--- Available data Enclosed Below ---

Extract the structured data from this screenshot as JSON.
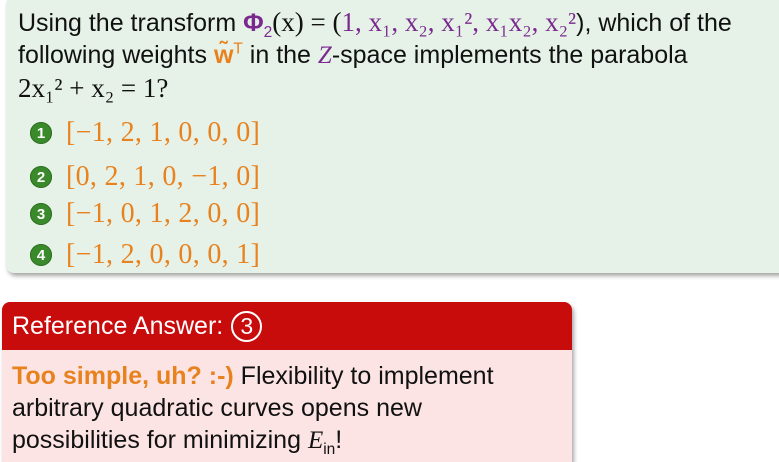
{
  "question": {
    "prefix": "Using the transform ",
    "transform_name": "Φ",
    "transform_sub": "2",
    "transform_arg": "(x)",
    "equals": " = (",
    "components": "1, x₁, x₂, x₁², x₁x₂, x₂²",
    "close": "), which of the",
    "line2_pre": "following weights ",
    "weights_symbol": "w̃",
    "weights_sup": "T",
    "line2_mid": " in the ",
    "space_symbol": "Z",
    "line2_post": "-space implements the parabola",
    "parabola": "2x₁² + x₂ = 1?"
  },
  "options": [
    {
      "number": "1",
      "text": "[−1, 2, 1, 0, 0, 0]"
    },
    {
      "number": "2",
      "text": "[0, 2, 1, 0, −1, 0]"
    },
    {
      "number": "3",
      "text": "[−1, 0, 1, 2, 0, 0]"
    },
    {
      "number": "4",
      "text": "[−1, 2, 0, 0, 0, 1]"
    }
  ],
  "answer": {
    "title": "Reference Answer:",
    "number": "3",
    "lead": "Too simple, uh? :-)",
    "line1_rest": " Flexibility to implement",
    "line2": "arbitrary quadratic curves opens new",
    "line3_pre": "possibilities for minimizing ",
    "ein": "E",
    "ein_sub": "in",
    "line3_post": "!"
  },
  "colors": {
    "question_bg": "#e6f2e7",
    "answer_header": "#c80b0b",
    "answer_bg": "#fbe4e3",
    "accent_orange": "#e8821f",
    "math_purple": "#7a2a8f",
    "option_icon_green": "#3a8a2c"
  }
}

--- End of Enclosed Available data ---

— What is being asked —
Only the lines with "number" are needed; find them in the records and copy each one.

— Output for this task —
      "number": "1",
      "number": "2",
      "number": "3",
      "number": "4",
    "number": "3",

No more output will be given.